The New York-based gallerist Rachel Uffner is running an Instagram series called In the Studio, in which pictures capture the chaos and creativity emanating from artists’ ateliers. In a recent series of images, the American multimedia artist Sara Greenberger Rafferty showed the detritus in her workspace, saying: “These pictures are from earlier in March when I was still working vigorously toward Frieze New York (note the mess of my studio). When work is in my studio it is almost always in process, in draft mode. The work really finds itself in installation, exhibition and actually outside of the studio.” The artists Hilary Pecis, Bianca Beck and Anya Kielar are among the other artists who have let the camera into their inner sanctums.
Galerie Thaddaeus Ropac’s virtual studio visits with some of its artists kicked off with Oliver Beer in his “eerily quiet” atelier in London’s Soho. The artists takes viewers through the piece he is currently working on—“a two-dimensional sculpture” that includes a sliced oud and laughing gas cannisters, among other things—and speaks about the importance of music to his artistic practice. Beer shares the first piece of music that he remembers, which is something he often asks of others, and plays it on the piano. The video is little over five minutes long, but it suits the medium well, giving us a quick glimpse into the working life of the artist. The gallery’s series also includes videos by the Pakistani artist Imran Qureshi and the Austrian artist Erwin Wurm as well as a forthcoming one from Tehran-born Ali Banisadr. Next week, the gallery will visit the studios of Raqib Shaw and Ilya and Emilia Kabakov.

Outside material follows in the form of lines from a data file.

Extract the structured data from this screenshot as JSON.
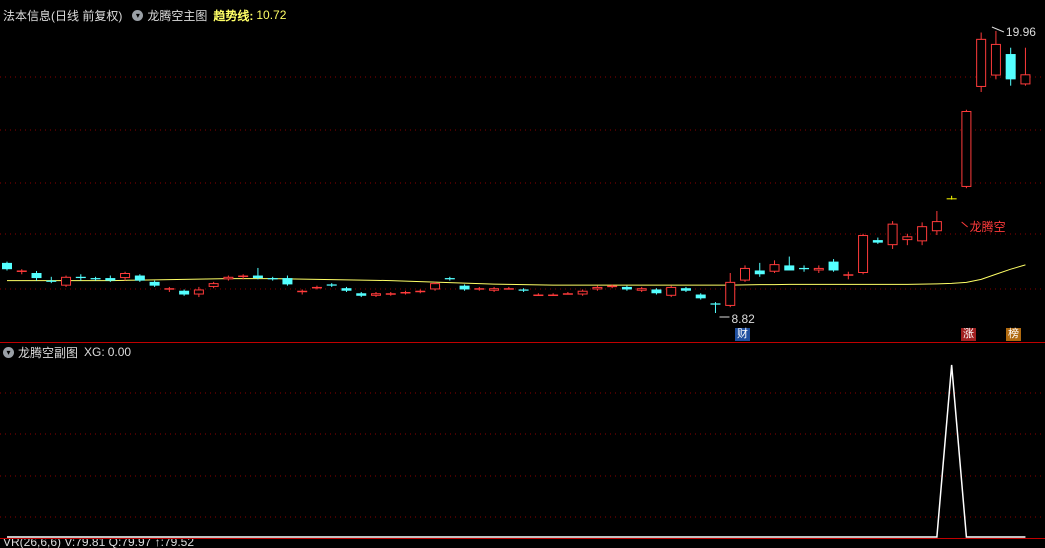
{
  "main_header": {
    "stock": "法本信息(日线 前复权)",
    "indicator": "龙腾空主图",
    "trend_label": "趋势线:",
    "trend_value": "10.72"
  },
  "sub_header": {
    "indicator": "龙腾空副图",
    "xg_label": "XG:",
    "xg_value": "0.00"
  },
  "bottom_header": {
    "text": "VR(26,6,6)  V:79.81  Q:79.97  ↑:79.52"
  },
  "annotations": {
    "high_label": "19.96",
    "low_label": "8.82",
    "signal_label": "龙腾空",
    "badges": [
      "财",
      "涨",
      "榜"
    ]
  },
  "colors": {
    "up": "#ff3b3b",
    "down": "#54ffff",
    "trend_line": "#ffff66",
    "signal": "#ffff00",
    "grid": "#8b0000",
    "xg_line": "#ffffff"
  },
  "chart_data": [
    {
      "type": "candlestick",
      "title": "龙腾空主图",
      "series": [
        {
          "name": "K线",
          "ohlc": [
            [
              10.8,
              10.85,
              10.5,
              10.55
            ],
            [
              10.45,
              10.55,
              10.35,
              10.5
            ],
            [
              10.4,
              10.48,
              10.1,
              10.2
            ],
            [
              10.1,
              10.25,
              10.0,
              10.05
            ],
            [
              9.9,
              10.3,
              9.85,
              10.25
            ],
            [
              10.25,
              10.35,
              10.1,
              10.2
            ],
            [
              10.2,
              10.25,
              10.1,
              10.15
            ],
            [
              10.2,
              10.3,
              10.05,
              10.1
            ],
            [
              10.2,
              10.45,
              10.1,
              10.4
            ],
            [
              10.3,
              10.35,
              10.05,
              10.1
            ],
            [
              10.05,
              10.1,
              9.85,
              9.9
            ],
            [
              9.75,
              9.85,
              9.65,
              9.8
            ],
            [
              9.7,
              9.75,
              9.5,
              9.55
            ],
            [
              9.55,
              9.85,
              9.45,
              9.75
            ],
            [
              9.85,
              10.05,
              9.8,
              10.0
            ],
            [
              10.15,
              10.3,
              10.1,
              10.25
            ],
            [
              10.25,
              10.35,
              10.15,
              10.3
            ],
            [
              10.3,
              10.6,
              10.15,
              10.2
            ],
            [
              10.2,
              10.25,
              10.1,
              10.15
            ],
            [
              10.2,
              10.3,
              9.9,
              9.95
            ],
            [
              9.65,
              9.75,
              9.55,
              9.7
            ],
            [
              9.8,
              9.9,
              9.75,
              9.85
            ],
            [
              9.95,
              10.0,
              9.85,
              9.9
            ],
            [
              9.8,
              9.85,
              9.65,
              9.7
            ],
            [
              9.6,
              9.65,
              9.45,
              9.5
            ],
            [
              9.5,
              9.65,
              9.45,
              9.6
            ],
            [
              9.55,
              9.65,
              9.5,
              9.6
            ],
            [
              9.6,
              9.7,
              9.55,
              9.65
            ],
            [
              9.65,
              9.75,
              9.6,
              9.7
            ],
            [
              9.75,
              10.05,
              9.7,
              10.0
            ],
            [
              10.2,
              10.25,
              10.1,
              10.15
            ],
            [
              9.9,
              9.95,
              9.7,
              9.75
            ],
            [
              9.8,
              9.85,
              9.7,
              9.8
            ],
            [
              9.7,
              9.85,
              9.65,
              9.8
            ],
            [
              9.8,
              9.85,
              9.75,
              9.8
            ],
            [
              9.75,
              9.8,
              9.65,
              9.7
            ],
            [
              9.55,
              9.6,
              9.5,
              9.55
            ],
            [
              9.55,
              9.6,
              9.5,
              9.55
            ],
            [
              9.6,
              9.65,
              9.55,
              9.6
            ],
            [
              9.55,
              9.75,
              9.5,
              9.7
            ],
            [
              9.75,
              9.9,
              9.7,
              9.85
            ],
            [
              9.85,
              9.95,
              9.8,
              9.9
            ],
            [
              9.85,
              9.9,
              9.7,
              9.75
            ],
            [
              9.7,
              9.85,
              9.65,
              9.8
            ],
            [
              9.75,
              9.8,
              9.55,
              9.6
            ],
            [
              9.5,
              9.9,
              9.45,
              9.85
            ],
            [
              9.8,
              9.85,
              9.65,
              9.7
            ],
            [
              9.55,
              9.6,
              9.35,
              9.4
            ],
            [
              9.2,
              9.25,
              8.82,
              9.15
            ],
            [
              9.1,
              10.4,
              9.05,
              10.05
            ],
            [
              10.1,
              10.7,
              10.05,
              10.6
            ],
            [
              10.5,
              10.8,
              10.25,
              10.35
            ],
            [
              10.45,
              10.9,
              10.4,
              10.75
            ],
            [
              10.7,
              11.05,
              10.6,
              10.5
            ],
            [
              10.6,
              10.7,
              10.45,
              10.55
            ],
            [
              10.5,
              10.7,
              10.4,
              10.6
            ],
            [
              10.85,
              10.95,
              10.45,
              10.5
            ],
            [
              10.3,
              10.45,
              10.15,
              10.35
            ],
            [
              10.4,
              11.95,
              10.35,
              11.9
            ],
            [
              11.7,
              11.8,
              11.55,
              11.6
            ],
            [
              11.5,
              12.45,
              11.35,
              12.35
            ],
            [
              11.7,
              11.95,
              11.5,
              11.85
            ],
            [
              11.65,
              12.4,
              11.5,
              12.25
            ],
            [
              12.05,
              12.85,
              11.9,
              12.45
            ],
            [
              13.35,
              13.45,
              13.3,
              13.35
            ],
            [
              13.8,
              16.85,
              13.75,
              16.8
            ],
            [
              17.75,
              19.9,
              17.55,
              19.65
            ],
            [
              18.2,
              19.96,
              18.05,
              19.45
            ],
            [
              19.05,
              19.3,
              17.8,
              18.05
            ],
            [
              17.85,
              19.3,
              17.8,
              18.25
            ]
          ],
          "signal_candles": [
            64
          ]
        },
        {
          "name": "趋势线",
          "values": [
            10.1,
            10.1,
            10.1,
            10.1,
            10.1,
            10.1,
            10.1,
            10.1,
            10.11,
            10.12,
            10.13,
            10.14,
            10.15,
            10.16,
            10.17,
            10.18,
            10.18,
            10.18,
            10.18,
            10.17,
            10.16,
            10.15,
            10.14,
            10.13,
            10.12,
            10.11,
            10.1,
            10.08,
            10.06,
            10.04,
            10.02,
            10.0,
            9.98,
            9.96,
            9.95,
            9.94,
            9.93,
            9.92,
            9.92,
            9.92,
            9.92,
            9.92,
            9.92,
            9.92,
            9.92,
            9.92,
            9.92,
            9.92,
            9.92,
            9.92,
            9.93,
            9.94,
            9.94,
            9.95,
            9.95,
            9.95,
            9.95,
            9.95,
            9.95,
            9.95,
            9.95,
            9.95,
            9.96,
            9.97,
            9.99,
            10.03,
            10.15,
            10.35,
            10.55,
            10.72
          ]
        }
      ],
      "high_marker": {
        "index": 67,
        "value": 19.96
      },
      "low_marker": {
        "index": 48,
        "value": 8.82
      }
    },
    {
      "type": "line",
      "title": "龙腾空副图",
      "series": [
        {
          "name": "XG",
          "values": [
            0,
            0,
            0,
            0,
            0,
            0,
            0,
            0,
            0,
            0,
            0,
            0,
            0,
            0,
            0,
            0,
            0,
            0,
            0,
            0,
            0,
            0,
            0,
            0,
            0,
            0,
            0,
            0,
            0,
            0,
            0,
            0,
            0,
            0,
            0,
            0,
            0,
            0,
            0,
            0,
            0,
            0,
            0,
            0,
            0,
            0,
            0,
            0,
            0,
            0,
            0,
            0,
            0,
            0,
            0,
            0,
            0,
            0,
            0,
            0,
            0,
            0,
            0,
            0,
            1,
            0,
            0,
            0,
            0,
            0
          ]
        }
      ]
    }
  ]
}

The Brazilian gallery Mendes Wood DM is sending out a constant stream of reading and viewing material through social media and its weekly newsletter of artist interviews, studio visits and virtual exhibitions. This week it profiled the São Paulo-based photographer Letícia Ramos, who gives a behind-the-scenes glimpse into the technique she uses to create her photograms, involving an amalgamation of surprising apparatuses that result in images reminiscent of Elysian landscapes. Her ambiguous imagery “rejects outright the trends of today’s hyperactive image culture, restoring interpretive agency to her viewers”, the artist Luisa Duarte writes of Ramos. And in its first #TBT this week, the gallery is looking back to the artist Paulo Nazareth’s first solo exhibition eight years ago.